Wilf attacked up Black’s Lane (again) which was probably the smoothest section of dirt road on the whole ride. The turn at the top was carefully navigated and soon the sector was behind with zero incidents. Upon reaching the memorial the Tindale group could be seen ahead grinding up the hill but the magnificent seven elected to stick with the official route rather than chase and turned left up Knobs Road and over the hill onto Simmons Road.
With the end of Sector 6 (the final piece of dirt) in sight it seemed there would be no more punctures, but as the hard-charging Wilf crested the last rise and battled with corrugations deeper than a Smeatons meat pie, the sound of alloy grinding on rocks could be heard once more. It took 2 more tubes to fix that one but finally the dirt was done and the final run-in to the velodrome commenced…

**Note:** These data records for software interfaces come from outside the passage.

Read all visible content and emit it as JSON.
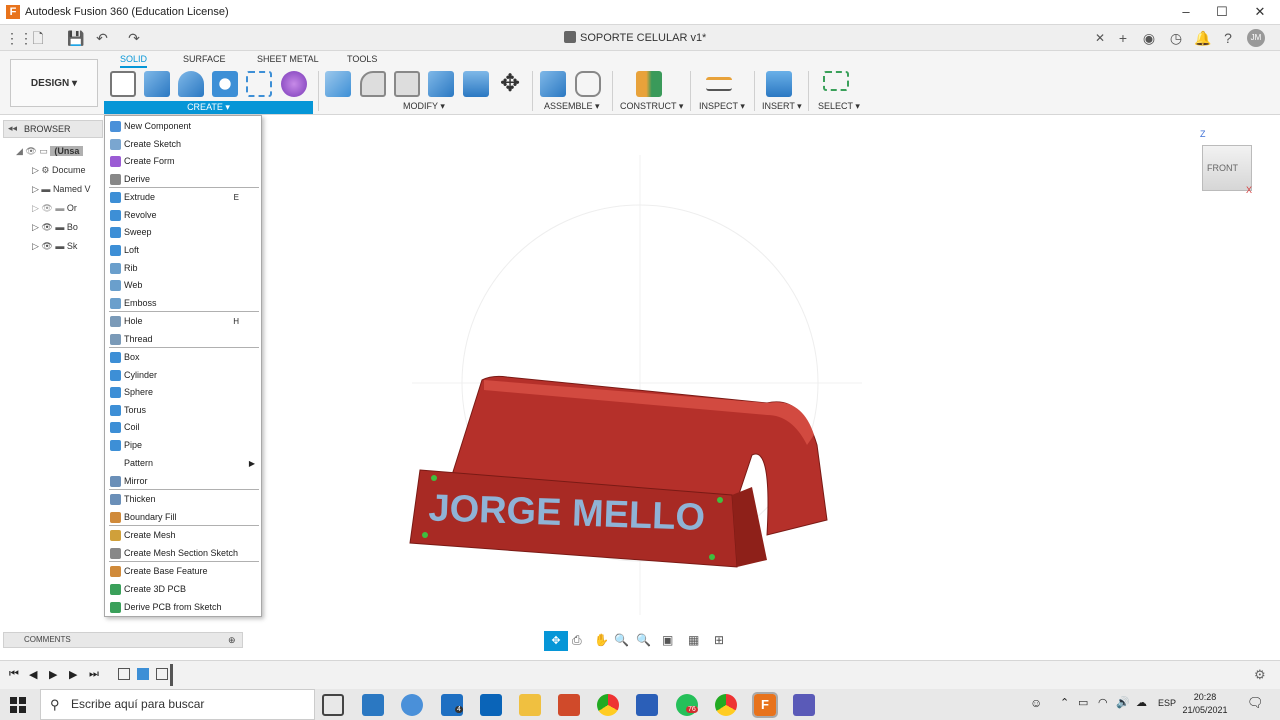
{
  "window": {
    "title": "Autodesk Fusion 360 (Education License)",
    "app_letter": "F"
  },
  "document": {
    "title": "SOPORTE CELULAR v1*"
  },
  "workspace": {
    "label": "DESIGN ▾"
  },
  "ribbon": {
    "tabs": [
      {
        "label": "SOLID",
        "active": true
      },
      {
        "label": "SURFACE"
      },
      {
        "label": "SHEET METAL"
      },
      {
        "label": "TOOLS"
      }
    ],
    "groups": {
      "create": "CREATE ▾",
      "modify": "MODIFY ▾",
      "assemble": "ASSEMBLE ▾",
      "construct": "CONSTRUCT ▾",
      "inspect": "INSPECT ▾",
      "insert": "INSERT ▾",
      "select": "SELECT ▾"
    }
  },
  "browser": {
    "title": "BROWSER",
    "items": [
      {
        "label": "(Unsa"
      },
      {
        "label": "Docume"
      },
      {
        "label": "Named V"
      },
      {
        "label": "Or"
      },
      {
        "label": "Bo"
      },
      {
        "label": "Sk"
      }
    ]
  },
  "create_menu": {
    "items": [
      {
        "label": "New Component",
        "icon": "new-component-icon",
        "color": "#4a90d9"
      },
      {
        "label": "Create Sketch",
        "icon": "sketch-icon",
        "color": "#7aa6d0"
      },
      {
        "label": "Create Form",
        "icon": "form-icon",
        "color": "#9b5bd4"
      },
      {
        "label": "Derive",
        "icon": "derive-icon",
        "color": "#888888"
      },
      {
        "label": "Extrude",
        "shortcut": "E",
        "icon": "extrude-icon",
        "color": "#3d8fd6"
      },
      {
        "label": "Revolve",
        "icon": "revolve-icon",
        "color": "#3d8fd6"
      },
      {
        "label": "Sweep",
        "icon": "sweep-icon",
        "color": "#3d8fd6"
      },
      {
        "label": "Loft",
        "icon": "loft-icon",
        "color": "#3d8fd6"
      },
      {
        "label": "Rib",
        "icon": "rib-icon",
        "color": "#6a9fcc"
      },
      {
        "label": "Web",
        "icon": "web-icon",
        "color": "#6a9fcc"
      },
      {
        "label": "Emboss",
        "icon": "emboss-icon",
        "color": "#6a9fcc"
      },
      {
        "label": "Hole",
        "shortcut": "H",
        "icon": "hole-icon",
        "color": "#7a9ab8"
      },
      {
        "label": "Thread",
        "icon": "thread-icon",
        "color": "#7a9ab8"
      },
      {
        "label": "Box",
        "icon": "box-icon",
        "color": "#3d8fd6"
      },
      {
        "label": "Cylinder",
        "icon": "cylinder-icon",
        "color": "#3d8fd6"
      },
      {
        "label": "Sphere",
        "icon": "sphere-icon",
        "color": "#3d8fd6"
      },
      {
        "label": "Torus",
        "icon": "torus-icon",
        "color": "#3d8fd6"
      },
      {
        "label": "Coil",
        "icon": "coil-icon",
        "color": "#3d8fd6"
      },
      {
        "label": "Pipe",
        "icon": "pipe-icon",
        "color": "#3d8fd6"
      },
      {
        "label": "Pattern",
        "submenu": true
      },
      {
        "label": "Mirror",
        "icon": "mirror-icon",
        "color": "#6a8fb8"
      },
      {
        "label": "Thicken",
        "icon": "thicken-icon",
        "color": "#6a8fb8"
      },
      {
        "label": "Boundary Fill",
        "icon": "boundary-fill-icon",
        "color": "#d08a3a"
      },
      {
        "label": "Create Mesh",
        "icon": "mesh-icon",
        "color": "#d0a03a"
      },
      {
        "label": "Create Mesh Section Sketch",
        "icon": "mesh-section-icon",
        "color": "#888888"
      },
      {
        "label": "Create Base Feature",
        "icon": "base-feature-icon",
        "color": "#d08a3a"
      },
      {
        "label": "Create 3D PCB",
        "icon": "pcb-icon",
        "color": "#3aa05a"
      },
      {
        "label": "Derive PCB from Sketch",
        "icon": "derive-pcb-icon",
        "color": "#3aa05a"
      }
    ]
  },
  "viewport": {
    "model_text": "JORGE MELLO",
    "viewcube": {
      "face": "FRONT",
      "axis_z": "Z",
      "axis_x": "X"
    }
  },
  "comments": {
    "label": "COMMENTS"
  },
  "taskbar": {
    "search_placeholder": "Escribe aquí para buscar",
    "mail_badge": "4",
    "whatsapp_badge": "76",
    "language": "ESP",
    "time": "20:28",
    "date": "21/05/2021"
  },
  "colors": {
    "accent": "#0696d7",
    "model": "#b5302a"
  }
}
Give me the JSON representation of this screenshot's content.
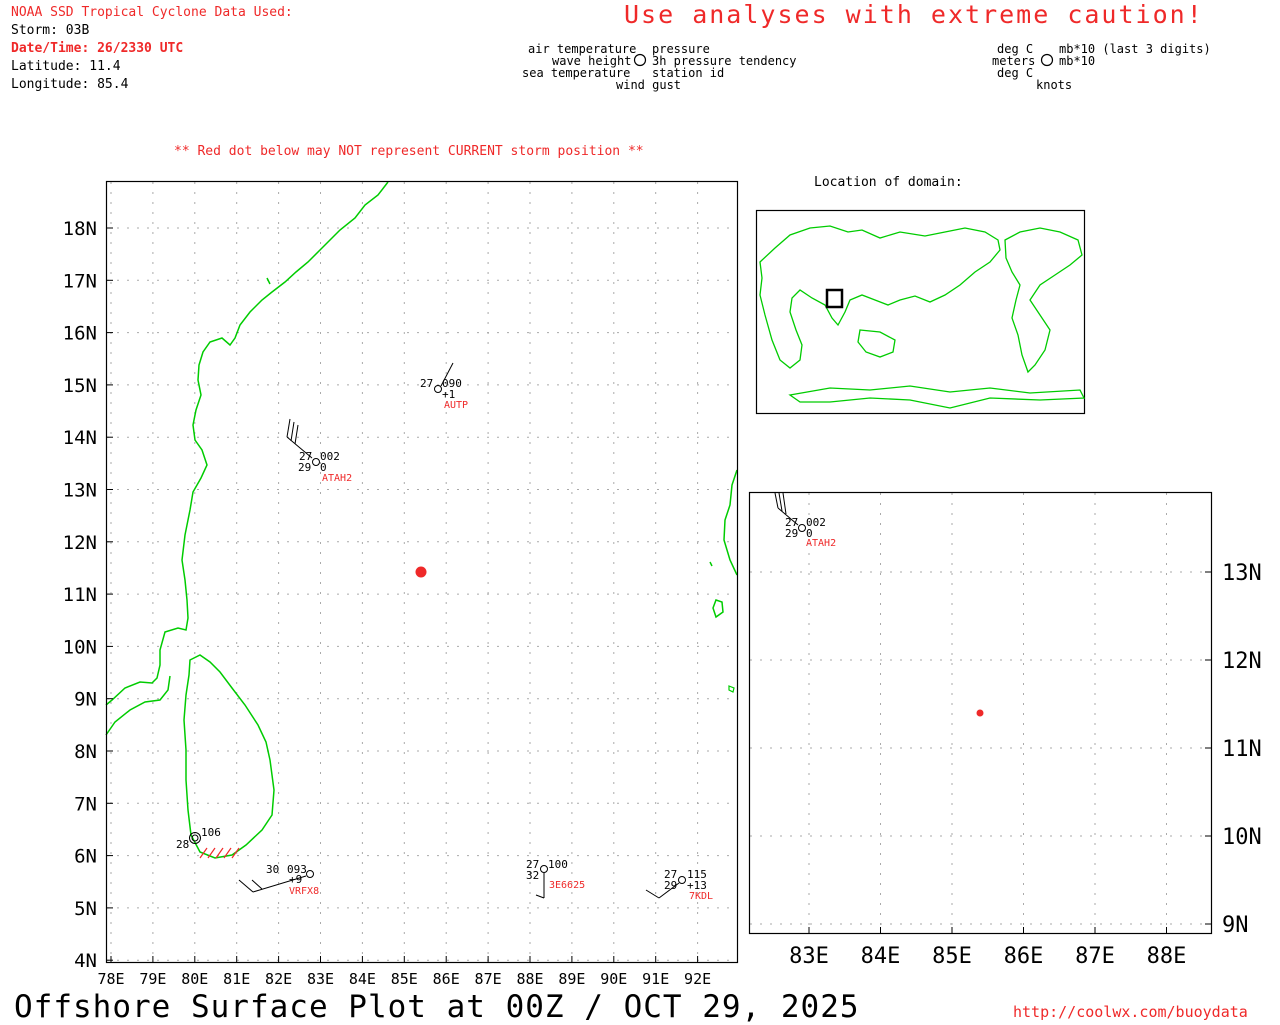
{
  "header": {
    "line1": "NOAA SSD Tropical Cyclone Data Used:",
    "storm": "Storm: 03B",
    "datetime": "Date/Time: 26/2330 UTC",
    "latitude": "Latitude: 11.4",
    "longitude": "Longitude: 85.4"
  },
  "caution": "Use analyses with extreme caution!",
  "legend": {
    "left_top": "air temperature",
    "left_mid": "wave height",
    "left_bot": "sea temperature",
    "right_top": "pressure",
    "right_mid": "3h pressure tendency",
    "right_bot": "station id",
    "bottom": "wind gust",
    "units_left_top": "deg C",
    "units_left_mid": "meters",
    "units_left_bot": "deg C",
    "units_right_top": "mb*10 (last 3 digits)",
    "units_right_mid": "mb*10",
    "units_bottom": "knots"
  },
  "warning": "** Red dot below may NOT represent CURRENT storm position **",
  "location_title": "Location of domain:",
  "main_map": {
    "lat_labels": [
      "18N",
      "17N",
      "16N",
      "15N",
      "14N",
      "13N",
      "12N",
      "11N",
      "10N",
      "9N",
      "8N",
      "7N",
      "6N",
      "5N",
      "4N"
    ],
    "lon_labels": [
      "78E",
      "79E",
      "80E",
      "81E",
      "82E",
      "83E",
      "84E",
      "85E",
      "86E",
      "87E",
      "88E",
      "89E",
      "90E",
      "91E",
      "92E"
    ],
    "storm_position": {
      "lat": 11.4,
      "lon": 85.4
    },
    "stations": [
      {
        "id": "AUTP",
        "air_temp": "27",
        "pressure": "090",
        "tendency": "+1",
        "sea_temp": "",
        "wave": ""
      },
      {
        "id": "ATAH2",
        "air_temp": "27",
        "pressure": "002",
        "tendency": "",
        "sea_temp": "29",
        "wave": "0"
      },
      {
        "id": "VRFX8",
        "air_temp": "30",
        "pressure": "093",
        "tendency": "+9",
        "sea_temp": "",
        "wave": ""
      },
      {
        "id": "3E6625",
        "air_temp": "27",
        "pressure": "100",
        "tendency": "",
        "sea_temp": "32",
        "wave": ""
      },
      {
        "id": "7KDL",
        "air_temp": "27",
        "pressure": "115",
        "tendency": "+13",
        "sea_temp": "29",
        "wave": ""
      },
      {
        "id": "",
        "air_temp": "28",
        "pressure": "106",
        "tendency": "",
        "sea_temp": "",
        "wave": ""
      }
    ]
  },
  "zoom_map": {
    "lat_labels": [
      "13N",
      "12N",
      "11N",
      "10N",
      "9N"
    ],
    "lon_labels": [
      "83E",
      "84E",
      "85E",
      "86E",
      "87E",
      "88E"
    ],
    "station": {
      "id": "ATAH2",
      "air_temp": "27",
      "pressure": "002",
      "sea_temp": "29",
      "wave": "0"
    }
  },
  "footer": {
    "title": "Offshore Surface Plot at 00Z / OCT 29, 2025",
    "url": "http://coolwx.com/buoydata"
  },
  "colors": {
    "land": "#00cc00",
    "text_red": "#ef2929",
    "grid": "#aaaaaa",
    "storm": "#ef2929"
  }
}
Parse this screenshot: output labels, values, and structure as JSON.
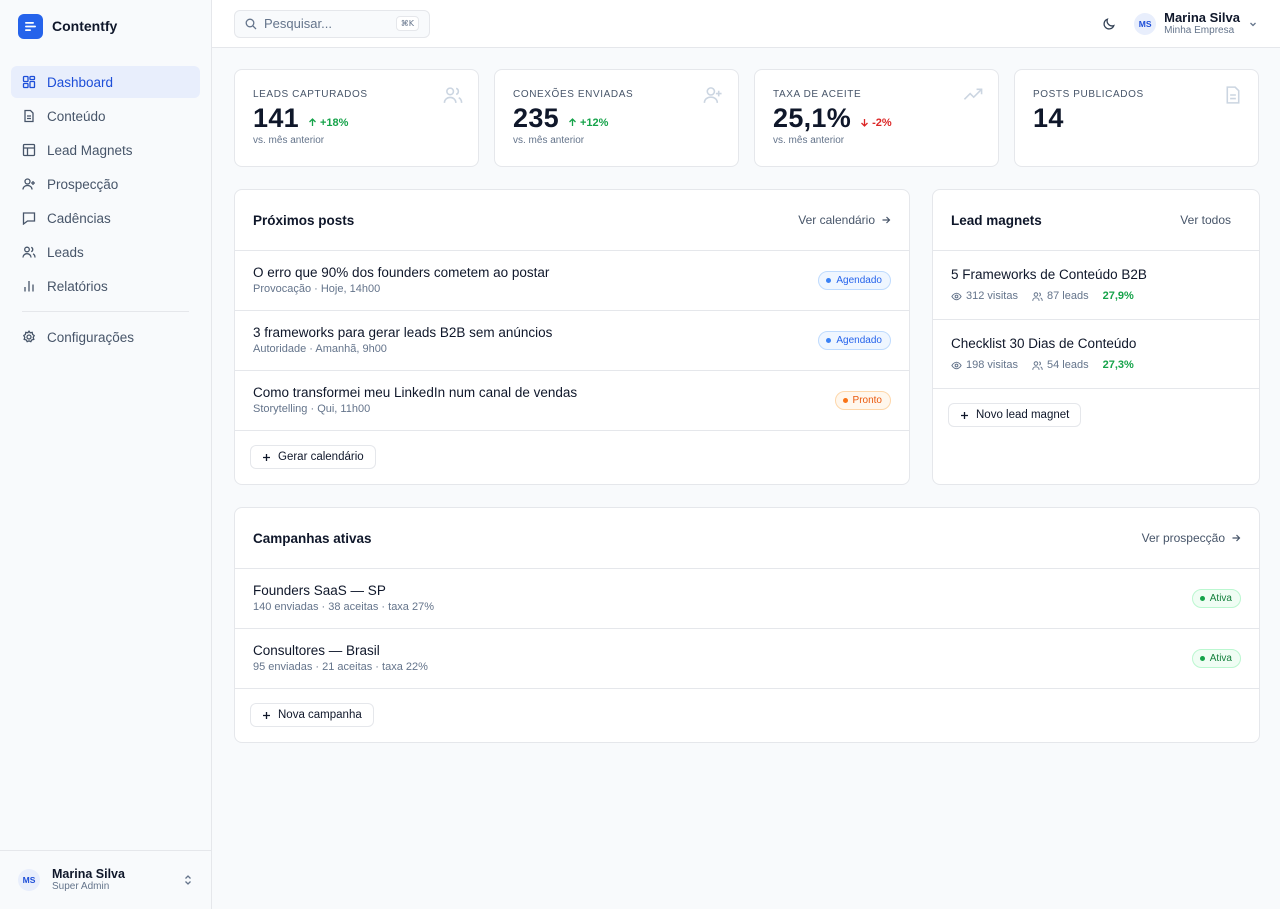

Swanny led the bunch down Mann St where the talking stopped and cat and mouse games began. With PC holding the key to the gate, there was likely to be some jostling for position at the barrier but as the packed velodrome loomed into sight it was clear the gates were wide open and there would be no let up from here on in. At mid-lap on the first circuit, water bottles were jettisoned and clearly we were in for a no-nonsense bunch sprint but with Swanny keeping the pace high at the front, it was questionable whether anyone could actually get level with him, let alone past him. More bottles were thrown to the crowds as the final lap commenced with Wilf slotting into second place in the paceline with Keglegs and Captain Creagan well placed and watching further back and Bob and Paul ready to launch an unseen attack at any moment. Through the esses there was still no change in position but then with half a lap to go, BHP’s finest 1980’s steel started to move, Wilf tried to react on his European steed but he was no match for the Jock Bullen special which was now in full flight and majestically carving up the outside of the pack. Within seconds the local machine had 5 bike lengths on the bunch and was hugging the corner at near supersonic speeds with only the home straight between it and certain victory. The crowds were on their feet cheering and baying for the local hero, when suddenly the dark, muscular shadow of Keglegs loomed onto the tarmac alongside the red rocket. He had somehow made it up the hill and was now pushing out thousands of watts, grinding down the straight in his 56 x 11, leaving a trail of destruction in his wake. With just moments to spare, he surged to the front and charged across the line to victory.
As the crowds dispersed and headed for the local bars and cafes, the remaining riders collapsed, exhausted after over 5 hours of competitive, hard-fought battle across the unforgiving Dangarsleigh landscape. Congratulations to Phil Thomas, worthy winner of the 3rd Armidale Cycling Club Thunderbolt Roubaix.
Thanks to Phil for also providing the above YouTube footage of what was a fantastic day – in spite of the punctures!